November 12, 2016
It’s a hard time for us in America. We’re having a bad dream that we can’t wake up from: Donald Trump and all he stands for is about to take power. We’re scared, disheartened, and angry. We imagine the worst and we may be right. If Trump carries through with what he says he wants to do, and Congress lets him, we can say goodbye to global climate accords, coral reefs, polar bears, the Iran nuclear treaty, eleven million inhabitants of the country, gun control, healthcare, civil rights, and civility itself.
My daughter Aura wrote to me that she wished her children were younger so they wouldn’t understand, but they’ve heard their parents talking and they know something unhealthy is happening. I remember having that feeling of dread when I was my grandchildren’s age, coming home from elementary school and finding my mother shouting at the little TV set where McCarthy’s Un-American Activities Committee was persecuting people who were just like my father and mother. “Are you now or have you ever been a communist?” That man said it over and over. His voice scared me. But I was proud of my parents because they cared so much that people treat each other in a good way.
This has been going on for a long time — the old distrust and fears of our species pouring into the hearts of our children. What dread did the children feel who were born just ten years before me in the war-torn countries of World War II, when they heard their parents whispering about the events swirling around them? It’s the legacy of fear bequeathed to the generations.
So what we can do? What can we do for the children?
There was a phrase we used years ago in nonviolent direct action trainings when things got tense: link arms and sing. Linking arms makes it difficult for those trying to fragment us to do so — in our unity is our strength. And this means more than just physically linking arms. It means recognizing our oneness with each other and even with those trying to overwhelm us and what we stand for. When we act from the spirit of oneness, our actions are always compassionate.

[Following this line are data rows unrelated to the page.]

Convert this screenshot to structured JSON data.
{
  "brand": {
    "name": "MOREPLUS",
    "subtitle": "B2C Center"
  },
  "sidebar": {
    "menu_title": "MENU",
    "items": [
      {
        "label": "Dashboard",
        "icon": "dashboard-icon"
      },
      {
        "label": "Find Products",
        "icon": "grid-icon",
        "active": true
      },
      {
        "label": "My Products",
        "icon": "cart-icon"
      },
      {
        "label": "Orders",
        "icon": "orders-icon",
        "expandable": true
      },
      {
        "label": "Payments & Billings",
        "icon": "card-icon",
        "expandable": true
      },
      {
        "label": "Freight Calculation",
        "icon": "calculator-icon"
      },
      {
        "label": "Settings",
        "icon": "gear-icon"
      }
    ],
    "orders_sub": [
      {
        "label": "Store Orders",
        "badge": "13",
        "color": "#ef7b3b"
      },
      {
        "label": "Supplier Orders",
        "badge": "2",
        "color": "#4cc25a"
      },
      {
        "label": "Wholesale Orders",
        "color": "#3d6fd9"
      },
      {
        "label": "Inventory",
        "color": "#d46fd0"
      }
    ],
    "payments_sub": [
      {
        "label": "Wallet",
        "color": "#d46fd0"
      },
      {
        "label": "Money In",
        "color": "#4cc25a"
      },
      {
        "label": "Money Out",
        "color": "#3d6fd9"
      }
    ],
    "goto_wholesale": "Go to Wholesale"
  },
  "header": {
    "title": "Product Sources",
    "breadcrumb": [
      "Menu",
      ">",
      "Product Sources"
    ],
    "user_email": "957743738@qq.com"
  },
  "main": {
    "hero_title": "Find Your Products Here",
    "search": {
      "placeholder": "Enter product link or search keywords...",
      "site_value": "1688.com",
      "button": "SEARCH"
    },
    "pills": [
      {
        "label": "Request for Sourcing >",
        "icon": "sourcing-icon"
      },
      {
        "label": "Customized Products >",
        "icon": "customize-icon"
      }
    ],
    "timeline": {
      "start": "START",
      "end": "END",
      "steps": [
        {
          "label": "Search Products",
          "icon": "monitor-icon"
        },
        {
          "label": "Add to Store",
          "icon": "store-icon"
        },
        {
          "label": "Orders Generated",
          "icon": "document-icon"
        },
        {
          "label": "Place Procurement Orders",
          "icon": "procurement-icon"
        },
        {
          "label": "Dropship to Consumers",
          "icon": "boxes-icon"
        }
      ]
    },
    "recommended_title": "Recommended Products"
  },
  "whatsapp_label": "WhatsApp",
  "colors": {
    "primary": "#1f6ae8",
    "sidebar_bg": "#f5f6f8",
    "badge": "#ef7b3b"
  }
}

That’s what “singing” means. Not only singing songs, though music always helps, but making sure our voices and our actions express what matters most to us. Sing out our love, sing out what matters to us, sing into the hearts of the oppressors. Jesus did that. Dr. King did that. The woman who put the flower in the barrel of the National Guardsman’s gun did that. The man who stood in front of the tank in Tiananmen Square did that.

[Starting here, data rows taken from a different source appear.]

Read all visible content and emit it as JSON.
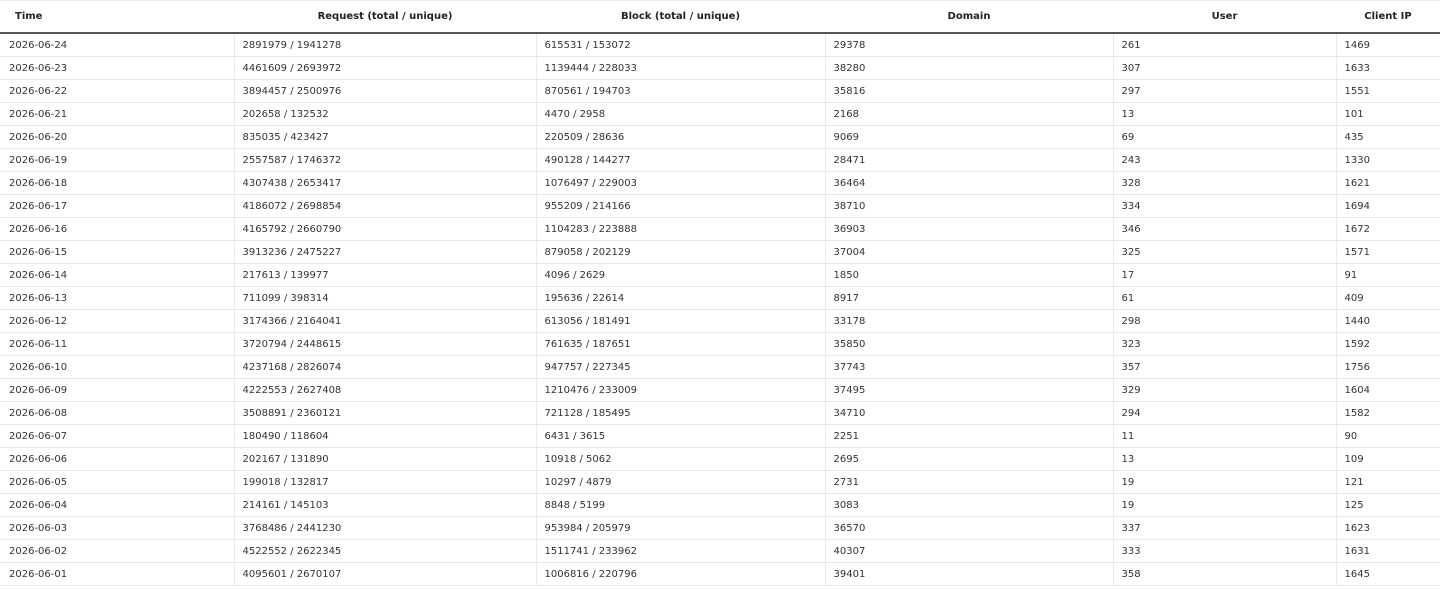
{
  "table": {
    "columns": [
      "Time",
      "Request (total / unique)",
      "Block (total / unique)",
      "Domain",
      "User",
      "Client IP"
    ],
    "rows": [
      [
        "2026-06-24",
        "2891979 / 1941278",
        "615531 / 153072",
        "29378",
        "261",
        "1469"
      ],
      [
        "2026-06-23",
        "4461609 / 2693972",
        "1139444 / 228033",
        "38280",
        "307",
        "1633"
      ],
      [
        "2026-06-22",
        "3894457 / 2500976",
        "870561 / 194703",
        "35816",
        "297",
        "1551"
      ],
      [
        "2026-06-21",
        "202658 / 132532",
        "4470 / 2958",
        "2168",
        "13",
        "101"
      ],
      [
        "2026-06-20",
        "835035 / 423427",
        "220509 / 28636",
        "9069",
        "69",
        "435"
      ],
      [
        "2026-06-19",
        "2557587 / 1746372",
        "490128 / 144277",
        "28471",
        "243",
        "1330"
      ],
      [
        "2026-06-18",
        "4307438 / 2653417",
        "1076497 / 229003",
        "36464",
        "328",
        "1621"
      ],
      [
        "2026-06-17",
        "4186072 / 2698854",
        "955209 / 214166",
        "38710",
        "334",
        "1694"
      ],
      [
        "2026-06-16",
        "4165792 / 2660790",
        "1104283 / 223888",
        "36903",
        "346",
        "1672"
      ],
      [
        "2026-06-15",
        "3913236 / 2475227",
        "879058 / 202129",
        "37004",
        "325",
        "1571"
      ],
      [
        "2026-06-14",
        "217613 / 139977",
        "4096 / 2629",
        "1850",
        "17",
        "91"
      ],
      [
        "2026-06-13",
        "711099 / 398314",
        "195636 / 22614",
        "8917",
        "61",
        "409"
      ],
      [
        "2026-06-12",
        "3174366 / 2164041",
        "613056 / 181491",
        "33178",
        "298",
        "1440"
      ],
      [
        "2026-06-11",
        "3720794 / 2448615",
        "761635 / 187651",
        "35850",
        "323",
        "1592"
      ],
      [
        "2026-06-10",
        "4237168 / 2826074",
        "947757 / 227345",
        "37743",
        "357",
        "1756"
      ],
      [
        "2026-06-09",
        "4222553 / 2627408",
        "1210476 / 233009",
        "37495",
        "329",
        "1604"
      ],
      [
        "2026-06-08",
        "3508891 / 2360121",
        "721128 / 185495",
        "34710",
        "294",
        "1582"
      ],
      [
        "2026-06-07",
        "180490 / 118604",
        "6431 / 3615",
        "2251",
        "11",
        "90"
      ],
      [
        "2026-06-06",
        "202167 / 131890",
        "10918 / 5062",
        "2695",
        "13",
        "109"
      ],
      [
        "2026-06-05",
        "199018 / 132817",
        "10297 / 4879",
        "2731",
        "19",
        "121"
      ],
      [
        "2026-06-04",
        "214161 / 145103",
        "8848 / 5199",
        "3083",
        "19",
        "125"
      ],
      [
        "2026-06-03",
        "3768486 / 2441230",
        "953984 / 205979",
        "36570",
        "337",
        "1623"
      ],
      [
        "2026-06-02",
        "4522552 / 2622345",
        "1511741 / 233962",
        "40307",
        "333",
        "1631"
      ],
      [
        "2026-06-01",
        "4095601 / 2670107",
        "1006816 / 220796",
        "39401",
        "358",
        "1645"
      ]
    ]
  }
}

The bravery of these people was rooted in their love. But while their actions and words were compassionate and non-violent, there was also a fierceness to them. They took a stand. “Get up, stand up, stand up for your rights,” is how the song went. My mother shouted at the TV! As a child I felt the power of that, and it, too, made me proud.

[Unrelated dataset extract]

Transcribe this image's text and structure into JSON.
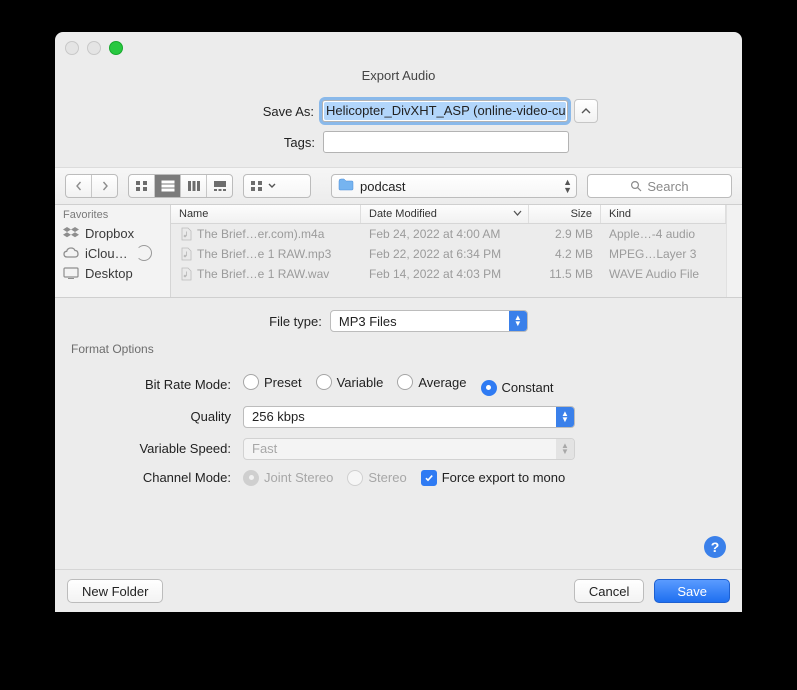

When our children witness the strong gentleness of our coming together in oneness, and when they hear our passionate songs, their dread will diminish. They’ll hold our hands and sing too.